Volkswagen has completely overhauled its natural gas models and is equipping its Polo TGI and Golf TGI with a third natural gas tank. This allows the Polo and the Golf to respectively travel up to 60 and 80 kilometres further in pure Compressed Natural Gas (CNG) mode.
Understandably, drivers of natural gas vehicles only want to use petrol in exceptional cases. Volkswagen has therefore equipped its natural gas models of the Polo TGI and Golf TGI with a third natural gas tank made of specially coated, high-strength steel.
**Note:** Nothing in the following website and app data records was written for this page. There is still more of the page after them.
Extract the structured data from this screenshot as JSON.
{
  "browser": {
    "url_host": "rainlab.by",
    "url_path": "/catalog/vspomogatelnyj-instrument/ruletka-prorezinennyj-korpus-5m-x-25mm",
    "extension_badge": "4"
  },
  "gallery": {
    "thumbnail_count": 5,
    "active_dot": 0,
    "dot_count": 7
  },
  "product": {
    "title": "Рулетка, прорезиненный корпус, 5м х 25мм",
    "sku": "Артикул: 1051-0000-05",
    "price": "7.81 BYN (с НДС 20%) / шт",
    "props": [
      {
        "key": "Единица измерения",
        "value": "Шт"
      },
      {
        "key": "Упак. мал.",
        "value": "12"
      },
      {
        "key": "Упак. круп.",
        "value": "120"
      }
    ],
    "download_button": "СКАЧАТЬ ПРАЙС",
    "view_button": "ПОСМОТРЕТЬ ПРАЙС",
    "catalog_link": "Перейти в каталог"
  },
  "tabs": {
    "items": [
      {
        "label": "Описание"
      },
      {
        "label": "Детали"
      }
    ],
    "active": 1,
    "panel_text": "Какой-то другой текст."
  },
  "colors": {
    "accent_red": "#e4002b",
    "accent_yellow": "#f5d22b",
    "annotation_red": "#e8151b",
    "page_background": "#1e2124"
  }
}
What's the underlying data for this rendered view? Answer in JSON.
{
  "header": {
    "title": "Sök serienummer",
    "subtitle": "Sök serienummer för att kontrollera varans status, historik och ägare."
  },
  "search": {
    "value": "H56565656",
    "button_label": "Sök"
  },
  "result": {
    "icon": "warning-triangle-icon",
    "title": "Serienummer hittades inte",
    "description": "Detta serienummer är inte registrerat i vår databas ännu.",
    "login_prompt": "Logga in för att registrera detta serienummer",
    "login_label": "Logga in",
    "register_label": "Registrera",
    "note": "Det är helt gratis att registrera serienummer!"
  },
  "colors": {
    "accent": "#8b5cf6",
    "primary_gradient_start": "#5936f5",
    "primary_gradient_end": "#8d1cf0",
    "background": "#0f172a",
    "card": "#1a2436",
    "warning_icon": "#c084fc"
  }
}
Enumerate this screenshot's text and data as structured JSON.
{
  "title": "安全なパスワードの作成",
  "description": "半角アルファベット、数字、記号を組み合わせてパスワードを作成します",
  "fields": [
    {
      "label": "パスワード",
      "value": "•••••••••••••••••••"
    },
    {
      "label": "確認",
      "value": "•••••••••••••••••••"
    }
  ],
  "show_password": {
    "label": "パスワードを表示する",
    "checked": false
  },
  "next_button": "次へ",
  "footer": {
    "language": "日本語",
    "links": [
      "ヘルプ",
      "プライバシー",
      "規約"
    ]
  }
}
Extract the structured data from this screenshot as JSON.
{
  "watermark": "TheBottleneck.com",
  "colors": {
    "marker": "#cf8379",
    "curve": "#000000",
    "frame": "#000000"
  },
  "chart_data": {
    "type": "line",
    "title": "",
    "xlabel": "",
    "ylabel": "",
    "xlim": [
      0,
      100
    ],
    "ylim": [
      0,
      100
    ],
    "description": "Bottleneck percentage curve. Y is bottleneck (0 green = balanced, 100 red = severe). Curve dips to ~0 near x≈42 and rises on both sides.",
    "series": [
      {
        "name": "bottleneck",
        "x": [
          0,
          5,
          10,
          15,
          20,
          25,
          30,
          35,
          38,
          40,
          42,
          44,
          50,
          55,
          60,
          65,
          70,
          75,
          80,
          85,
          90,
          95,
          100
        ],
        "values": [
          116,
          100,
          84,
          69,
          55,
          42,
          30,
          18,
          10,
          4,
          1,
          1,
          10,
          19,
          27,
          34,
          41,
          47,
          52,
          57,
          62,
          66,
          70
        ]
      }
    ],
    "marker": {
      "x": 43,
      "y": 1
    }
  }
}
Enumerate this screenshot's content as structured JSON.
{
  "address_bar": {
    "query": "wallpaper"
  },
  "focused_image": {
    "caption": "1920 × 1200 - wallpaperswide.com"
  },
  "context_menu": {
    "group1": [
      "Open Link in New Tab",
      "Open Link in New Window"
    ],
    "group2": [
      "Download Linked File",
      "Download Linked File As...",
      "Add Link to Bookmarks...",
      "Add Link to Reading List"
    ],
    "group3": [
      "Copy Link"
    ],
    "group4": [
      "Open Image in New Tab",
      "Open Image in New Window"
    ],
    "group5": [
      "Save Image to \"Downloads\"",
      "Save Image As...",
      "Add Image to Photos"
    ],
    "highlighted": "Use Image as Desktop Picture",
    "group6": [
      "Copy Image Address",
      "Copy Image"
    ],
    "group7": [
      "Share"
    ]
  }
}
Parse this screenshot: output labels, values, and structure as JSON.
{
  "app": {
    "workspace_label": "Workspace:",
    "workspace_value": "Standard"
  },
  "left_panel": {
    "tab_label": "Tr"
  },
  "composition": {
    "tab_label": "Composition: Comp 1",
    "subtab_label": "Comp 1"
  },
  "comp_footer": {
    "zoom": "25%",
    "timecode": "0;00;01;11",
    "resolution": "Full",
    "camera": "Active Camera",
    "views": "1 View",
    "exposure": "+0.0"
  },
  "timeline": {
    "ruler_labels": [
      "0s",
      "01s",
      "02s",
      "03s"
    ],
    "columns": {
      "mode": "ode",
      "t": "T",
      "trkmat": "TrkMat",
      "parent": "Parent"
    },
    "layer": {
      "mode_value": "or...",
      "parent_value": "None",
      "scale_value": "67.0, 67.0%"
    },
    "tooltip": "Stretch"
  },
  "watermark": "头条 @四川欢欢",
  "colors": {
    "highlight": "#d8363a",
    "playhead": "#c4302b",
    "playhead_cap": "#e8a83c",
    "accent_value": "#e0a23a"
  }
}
For improved driving dynamics and efficiency, the Golf TGI comes with a new 1.5 litre four-cylinder engine, which is powerful, efficiency and environmentally friendly. Proof of this comes from its fuel consumption of just 3.6 kg – 3.5 kg natural gas over 100 kilometres, and CO2 emissions of just 98–95 g/km. The new 1.5-litre TGI engine in the Golf uses the innovative TGI Miller combustion process with a high compression ratio of 12.5:1, to increase efficiency and decrease CO2 emissions.
The Golf ‘s tank has a volume of 23 litres and increases the total CNG tank volume to 115 litres, or 17.3 kg respectively, which offers a range of up to 422 kilometres in WLTP (Worldwide Harmonized Light-Duty Vehicles Test Procedure).
On the Polo with 1.0 three-cylinder engine (66 kW / 90 PS)2 the additional tank carries 16.5 litres and extends the natural gas storage to 91.5 litres in total, or 13.8 kg respectively, meaning that the Polo can travel up to 368 kilometres on CNG in WLTP. As a back-up, both models come with a petrol tank – albeit a much smaller version.
Driving with natural gas significantly reduces CO2 emissions because the combustion of CNG produces less CO2.Compared to petrol or diesel, natural gas contains a significantly higher amount of energy and a lower carbon fraction. This means that driving in CNG mode produces around 25 per cent fewer CO2 emissions than with petrol. An even better CO2 balance can be achieved by fuelling with biomethane or e-gas, both of which are renewable fuels. Biomethane is extracted from plant residues; e-gas is produced from surplus green energy (power-to-gas), which are added to the fuels.
What is more, the exhaust gas contains significantly less carbon monoxide and nitrous oxide (NOx), while the fraction of soot or fine particles is minimal.
Anyone who already drives a CNG vehicle also benefits from comparably low fuel prices in many countries. In Germany, for example, the cost saving compared to a diesel vehicle is currently 20 per cent, or 40 per cent compared to a petrol vehicle.
The new natural gas-powered TGI models are available to order now.
Announced at the end of January, the trade magazine auto motor und sport chose the winners of its “Best Cars 2019” Reader’s Choice Awards in Stuttgart today. Three models of the Volkswagen brand, the natural gas powered eco-up! (“Mini Cars” category), Polo (“Compact Cars” category) and Golf (“Compact Class” category), were among the winners.